Write your own build and deploy scripts. I'd recommend using Python with something like Click/Invoke/Fabric. Allow controlling at least: 1) which artifact to deploy 2) where to deploy 3) which version to deploy. It has to be this simple, a single command to do everything after the artifact exists. Preferably your CI/CD pipeline would build the actual artifact though, but that would simply run this command. These scripts can have many layers of logic to run tests, verify, notify different channels, etc. as your project grows.
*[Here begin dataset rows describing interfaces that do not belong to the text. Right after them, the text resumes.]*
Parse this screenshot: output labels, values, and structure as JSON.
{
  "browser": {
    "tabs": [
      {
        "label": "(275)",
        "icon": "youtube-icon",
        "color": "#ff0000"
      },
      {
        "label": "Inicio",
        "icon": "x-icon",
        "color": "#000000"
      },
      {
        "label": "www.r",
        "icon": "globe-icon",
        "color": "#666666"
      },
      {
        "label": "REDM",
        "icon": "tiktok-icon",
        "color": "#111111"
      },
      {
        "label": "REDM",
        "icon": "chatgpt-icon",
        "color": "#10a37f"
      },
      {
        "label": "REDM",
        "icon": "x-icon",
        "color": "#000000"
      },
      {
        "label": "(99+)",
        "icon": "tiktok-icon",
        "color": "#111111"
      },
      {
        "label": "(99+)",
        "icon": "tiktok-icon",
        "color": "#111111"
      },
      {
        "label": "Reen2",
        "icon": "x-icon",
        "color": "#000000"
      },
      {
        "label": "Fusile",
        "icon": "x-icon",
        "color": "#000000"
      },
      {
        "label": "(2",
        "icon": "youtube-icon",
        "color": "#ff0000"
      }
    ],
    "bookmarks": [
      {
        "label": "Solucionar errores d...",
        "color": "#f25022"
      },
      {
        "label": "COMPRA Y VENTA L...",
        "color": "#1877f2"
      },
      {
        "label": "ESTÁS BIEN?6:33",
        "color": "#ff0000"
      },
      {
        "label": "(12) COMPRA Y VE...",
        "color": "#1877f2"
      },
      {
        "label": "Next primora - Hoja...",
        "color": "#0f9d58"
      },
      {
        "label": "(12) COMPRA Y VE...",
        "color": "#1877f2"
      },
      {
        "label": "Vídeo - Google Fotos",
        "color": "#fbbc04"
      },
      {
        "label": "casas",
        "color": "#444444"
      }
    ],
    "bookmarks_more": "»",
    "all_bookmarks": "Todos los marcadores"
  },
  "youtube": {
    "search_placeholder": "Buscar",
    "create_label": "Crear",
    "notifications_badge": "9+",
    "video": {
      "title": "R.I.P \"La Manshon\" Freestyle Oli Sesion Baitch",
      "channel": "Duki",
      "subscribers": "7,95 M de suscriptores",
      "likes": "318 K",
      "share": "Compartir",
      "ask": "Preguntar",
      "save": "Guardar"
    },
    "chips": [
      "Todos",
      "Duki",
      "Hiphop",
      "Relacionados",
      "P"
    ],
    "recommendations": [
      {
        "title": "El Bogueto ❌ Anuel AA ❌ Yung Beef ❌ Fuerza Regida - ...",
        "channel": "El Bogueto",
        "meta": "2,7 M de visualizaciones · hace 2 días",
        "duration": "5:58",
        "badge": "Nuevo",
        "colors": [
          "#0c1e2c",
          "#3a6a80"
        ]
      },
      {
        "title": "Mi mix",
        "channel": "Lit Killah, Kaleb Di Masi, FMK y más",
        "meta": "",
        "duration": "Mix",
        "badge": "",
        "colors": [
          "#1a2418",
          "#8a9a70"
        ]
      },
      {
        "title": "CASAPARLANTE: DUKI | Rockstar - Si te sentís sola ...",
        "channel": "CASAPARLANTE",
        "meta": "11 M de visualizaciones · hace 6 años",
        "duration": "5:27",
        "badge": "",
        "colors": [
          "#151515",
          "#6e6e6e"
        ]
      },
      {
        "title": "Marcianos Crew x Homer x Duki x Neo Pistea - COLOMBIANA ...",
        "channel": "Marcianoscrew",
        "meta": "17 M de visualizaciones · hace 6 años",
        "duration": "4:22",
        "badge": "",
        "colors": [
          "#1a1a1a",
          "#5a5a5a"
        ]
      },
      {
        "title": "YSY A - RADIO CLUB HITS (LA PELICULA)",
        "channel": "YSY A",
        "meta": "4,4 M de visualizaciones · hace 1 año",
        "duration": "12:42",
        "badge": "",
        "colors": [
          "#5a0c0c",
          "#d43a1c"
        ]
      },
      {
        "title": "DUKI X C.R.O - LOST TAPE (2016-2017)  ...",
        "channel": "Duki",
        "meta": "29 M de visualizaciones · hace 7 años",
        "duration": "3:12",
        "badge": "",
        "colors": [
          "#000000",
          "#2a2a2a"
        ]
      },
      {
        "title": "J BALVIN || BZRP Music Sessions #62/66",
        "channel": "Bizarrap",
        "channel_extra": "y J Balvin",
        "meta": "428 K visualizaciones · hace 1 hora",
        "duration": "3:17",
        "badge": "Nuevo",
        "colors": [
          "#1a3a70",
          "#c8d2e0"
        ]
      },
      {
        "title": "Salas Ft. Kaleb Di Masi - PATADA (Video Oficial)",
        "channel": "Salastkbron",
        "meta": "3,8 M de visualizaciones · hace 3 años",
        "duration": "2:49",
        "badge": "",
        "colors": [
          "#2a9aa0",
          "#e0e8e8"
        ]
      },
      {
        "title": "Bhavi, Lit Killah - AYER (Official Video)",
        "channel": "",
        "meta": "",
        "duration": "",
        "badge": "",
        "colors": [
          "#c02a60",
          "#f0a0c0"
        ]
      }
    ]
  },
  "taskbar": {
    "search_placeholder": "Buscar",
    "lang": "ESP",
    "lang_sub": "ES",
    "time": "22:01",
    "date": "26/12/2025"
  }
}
Available environments should defined in some central place e.g. a YAML file in S3 that is pulled by the scripts.

NAME = name of the project
ENV  = where to deploy e.g. local, qa, prod
VER  = semantic version e.g. 1.2.3

# build --artifact=<NAME> --version=<VER>        # in CI/CD
# publish --artifact=<NAME> --environment=<ENV>  # in CI/CD

deploy --artifact=<NAME> --version=<VER> --environment=<ENV>

Use Terraform or other Infrastructure-as-Code to define your cloud setup. Terraform is pretty clean and slick.

Resilience

Everything will fail, learn to recover. Don't foolproof anything; learn to fail fast and restart the component.

Even AWS guarantees 99,95 availability on a region,
and this is only on region across all available availability zones.

Slow downstream services are worse than failing ones. Use timeouts, bulkheads (partial shutdown to protect the rest) or a circuit breaker (ignore slow services for a while after slowness) like Hystrix.

Bulkheads can be implemented simply by using
different connection pools for different downstream services.

Make all operations idempotent. When working with distributed systems, you should make sure multi applications of operation are fine or even expected. How you do this is to add some identifier on operations e.g. "add 100 credits for user vs add 100 credits because reason 456" This endures multiple workers can coordinate. Note that idempotence applies to in business logic, you still log and monitor each operation separately.

Sources